Task requirements: The expected answer is the data below, retyped exactly.

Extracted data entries
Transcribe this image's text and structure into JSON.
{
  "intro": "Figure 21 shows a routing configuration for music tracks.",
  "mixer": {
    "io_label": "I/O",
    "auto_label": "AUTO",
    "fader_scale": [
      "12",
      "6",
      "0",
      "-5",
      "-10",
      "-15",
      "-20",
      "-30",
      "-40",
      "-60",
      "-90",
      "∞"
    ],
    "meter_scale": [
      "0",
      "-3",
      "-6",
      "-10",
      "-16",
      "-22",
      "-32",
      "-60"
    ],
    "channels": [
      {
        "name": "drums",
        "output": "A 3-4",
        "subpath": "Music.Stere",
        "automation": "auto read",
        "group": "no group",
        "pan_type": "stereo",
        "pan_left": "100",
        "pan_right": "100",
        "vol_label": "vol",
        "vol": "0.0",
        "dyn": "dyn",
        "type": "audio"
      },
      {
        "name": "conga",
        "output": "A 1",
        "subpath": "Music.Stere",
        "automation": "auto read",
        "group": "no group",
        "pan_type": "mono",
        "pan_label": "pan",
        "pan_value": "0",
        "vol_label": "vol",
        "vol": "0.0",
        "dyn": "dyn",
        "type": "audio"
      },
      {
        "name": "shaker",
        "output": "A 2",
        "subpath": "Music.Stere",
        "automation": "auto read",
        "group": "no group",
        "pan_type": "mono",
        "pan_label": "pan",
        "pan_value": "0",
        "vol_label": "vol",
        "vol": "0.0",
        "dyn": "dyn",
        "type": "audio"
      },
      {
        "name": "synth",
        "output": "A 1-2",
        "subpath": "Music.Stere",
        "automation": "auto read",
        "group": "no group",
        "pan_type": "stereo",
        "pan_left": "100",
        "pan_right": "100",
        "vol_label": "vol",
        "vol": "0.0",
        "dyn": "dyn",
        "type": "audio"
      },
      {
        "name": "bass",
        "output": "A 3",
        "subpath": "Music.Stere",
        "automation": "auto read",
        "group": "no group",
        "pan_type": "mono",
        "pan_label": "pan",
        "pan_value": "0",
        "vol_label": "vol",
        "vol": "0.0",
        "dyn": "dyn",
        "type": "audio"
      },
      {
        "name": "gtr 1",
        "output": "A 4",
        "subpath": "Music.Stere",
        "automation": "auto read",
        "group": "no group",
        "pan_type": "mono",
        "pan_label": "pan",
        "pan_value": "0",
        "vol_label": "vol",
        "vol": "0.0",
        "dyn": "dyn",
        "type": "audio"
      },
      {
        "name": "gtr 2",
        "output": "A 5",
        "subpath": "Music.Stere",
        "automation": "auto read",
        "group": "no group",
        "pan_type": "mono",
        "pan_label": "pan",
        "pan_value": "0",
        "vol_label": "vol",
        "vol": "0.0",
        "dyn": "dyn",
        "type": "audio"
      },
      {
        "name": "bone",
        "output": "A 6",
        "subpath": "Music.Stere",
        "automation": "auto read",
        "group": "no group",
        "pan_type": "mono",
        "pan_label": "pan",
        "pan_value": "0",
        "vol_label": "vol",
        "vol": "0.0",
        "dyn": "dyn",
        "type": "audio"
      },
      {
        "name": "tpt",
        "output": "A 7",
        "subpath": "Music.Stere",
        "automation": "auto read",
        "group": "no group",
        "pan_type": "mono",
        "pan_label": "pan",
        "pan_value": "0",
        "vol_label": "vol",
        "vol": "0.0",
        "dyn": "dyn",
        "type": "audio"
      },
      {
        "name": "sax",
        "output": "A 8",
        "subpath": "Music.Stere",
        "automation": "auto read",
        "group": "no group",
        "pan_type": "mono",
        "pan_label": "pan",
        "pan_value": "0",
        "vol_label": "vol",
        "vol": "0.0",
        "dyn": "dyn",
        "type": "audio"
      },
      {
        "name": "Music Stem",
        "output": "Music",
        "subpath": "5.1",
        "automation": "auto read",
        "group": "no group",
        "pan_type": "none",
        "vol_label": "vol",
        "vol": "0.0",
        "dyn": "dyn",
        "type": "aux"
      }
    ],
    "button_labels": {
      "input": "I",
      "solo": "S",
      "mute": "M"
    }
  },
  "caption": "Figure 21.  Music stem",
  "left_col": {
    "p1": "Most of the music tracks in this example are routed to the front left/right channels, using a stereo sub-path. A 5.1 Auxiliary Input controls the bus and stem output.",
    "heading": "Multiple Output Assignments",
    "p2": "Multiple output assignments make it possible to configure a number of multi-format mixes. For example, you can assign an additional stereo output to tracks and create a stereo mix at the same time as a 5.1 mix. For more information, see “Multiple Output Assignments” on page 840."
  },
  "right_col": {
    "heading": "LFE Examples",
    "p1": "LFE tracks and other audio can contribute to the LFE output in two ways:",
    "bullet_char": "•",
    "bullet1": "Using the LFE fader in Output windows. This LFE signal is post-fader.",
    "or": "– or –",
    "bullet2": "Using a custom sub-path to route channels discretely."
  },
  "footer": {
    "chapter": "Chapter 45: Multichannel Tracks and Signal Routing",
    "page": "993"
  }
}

Output below:
Transcribe this image's text and structure into JSON.
{
  "intro": "Figure 21 shows a routing configuration for music tracks.",
  "mixer": {
    "io_label": "I/O",
    "auto_label": "AUTO",
    "fader_scale": [
      "12",
      "6",
      "0",
      "-5",
      "-10",
      "-15",
      "-20",
      "-30",
      "-40",
      "-60",
      "-90",
      "∞"
    ],
    "meter_scale": [
      "0",
      "-3",
      "-6",
      "-10",
      "-16",
      "-22",
      "-32",
      "-60"
    ],
    "channels": [
      {
        "name": "drums",
        "output": "A 3-4",
        "subpath": "Music.Stere",
        "automation": "auto read",
        "group": "no group",
        "pan_type": "stereo",
        "pan_left": "100",
        "pan_right": "100",
        "vol_label": "vol",
        "vol": "0.0",
        "dyn": "dyn",
        "type": "audio"
      },
      {
        "name": "conga",
        "output": "A 1",
        "subpath": "Music.Stere",
        "automation": "auto read",
        "group": "no group",
        "pan_type": "mono",
        "pan_label": "pan",
        "pan_value": "0",
        "vol_label": "vol",
        "vol": "0.0",
        "dyn": "dyn",
        "type": "audio"
      },
      {
        "name": "shaker",
        "output": "A 2",
        "subpath": "Music.Stere",
        "automation": "auto read",
        "group": "no group",
        "pan_type": "mono",
        "pan_label": "pan",
        "pan_value": "0",
        "vol_label": "vol",
        "vol": "0.0",
        "dyn": "dyn",
        "type": "audio"
      },
      {
        "name": "synth",
        "output": "A 1-2",
        "subpath": "Music.Stere",
        "automation": "auto read",
        "group": "no group",
        "pan_type": "stereo",
        "pan_left": "100",
        "pan_right": "100",
        "vol_label": "vol",
        "vol": "0.0",
        "dyn": "dyn",
        "type": "audio"
      },
      {
        "name": "bass",
        "output": "A 3",
        "subpath": "Music.Stere",
        "automation": "auto read",
        "group": "no group",
        "pan_type": "mono",
        "pan_label": "pan",
        "pan_value": "0",
        "vol_label": "vol",
        "vol": "0.0",
        "dyn": "dyn",
        "type": "audio"
      },
      {
        "name": "gtr 1",
        "output": "A 4",
        "subpath": "Music.Stere",
        "automation": "auto read",
        "group": "no group",
        "pan_type": "mono",
        "pan_label": "pan",
        "pan_value": "0",
        "vol_label": "vol",
        "vol": "0.0",
        "dyn": "dyn",
        "type": "audio"
      },
      {
        "name": "gtr 2",
        "output": "A 5",
        "subpath": "Music.Stere",
        "automation": "auto read",
        "group": "no group",
        "pan_type": "mono",
        "pan_label": "pan",
        "pan_value": "0",
        "vol_label": "vol",
        "vol": "0.0",
        "dyn": "dyn",
        "type": "audio"
      },
      {
        "name": "bone",
        "output": "A 6",
        "subpath": "Music.Stere",
        "automation": "auto read",
        "group": "no group",
        "pan_type": "mono",
        "pan_label": "pan",
        "pan_value": "0",
        "vol_label": "vol",
        "vol": "0.0",
        "dyn": "dyn",
        "type": "audio"
      },
      {
        "name": "tpt",
        "output": "A 7",
        "subpath": "Music.Stere",
        "automation": "auto read",
        "group": "no group",
        "pan_type": "mono",
        "pan_label": "pan",
        "pan_value": "0",
        "vol_label": "vol",
        "vol": "0.0",
        "dyn": "dyn",
        "type": "audio"
      },
      {
        "name": "sax",
        "output": "A 8",
        "subpath": "Music.Stere",
        "automation": "auto read",
        "group": "no group",
        "pan_type": "mono",
        "pan_label": "pan",
        "pan_value": "0",
        "vol_label": "vol",
        "vol": "0.0",
        "dyn": "dyn",
        "type": "audio"
      },
      {
        "name": "Music Stem",
        "output": "Music",
        "subpath": "5.1",
        "automation": "auto read",
        "group": "no group",
        "pan_type": "none",
        "vol_label": "vol",
        "vol": "0.0",
        "dyn": "dyn",
        "type": "aux"
      }
    ],
    "button_labels": {
      "input": "I",
      "solo": "S",
      "mute": "M"
    }
  },
  "caption": "Figure 21.  Music stem",
  "left_col": {
    "p1": "Most of the music tracks in this example are routed to the front left/right channels, using a stereo sub-path. A 5.1 Auxiliary Input controls the bus and stem output.",
    "heading": "Multiple Output Assignments",
    "p2": "Multiple output assignments make it possible to configure a number of multi-format mixes. For example, you can assign an additional stereo output to tracks and create a stereo mix at the same time as a 5.1 mix. For more information, see “Multiple Output Assignments” on page 840."
  },
  "right_col": {
    "heading": "LFE Examples",
    "p1": "LFE tracks and other audio can contribute to the LFE output in two ways:",
    "bullet_char": "•",
    "bullet1": "Using the LFE fader in Output windows. This LFE signal is post-fader.",
    "or": "– or –",
    "bullet2": "Using a custom sub-path to route channels discretely."
  },
  "footer": {
    "chapter": "Chapter 45: Multichannel Tracks and Signal Routing",
    "page": "993"
  }
}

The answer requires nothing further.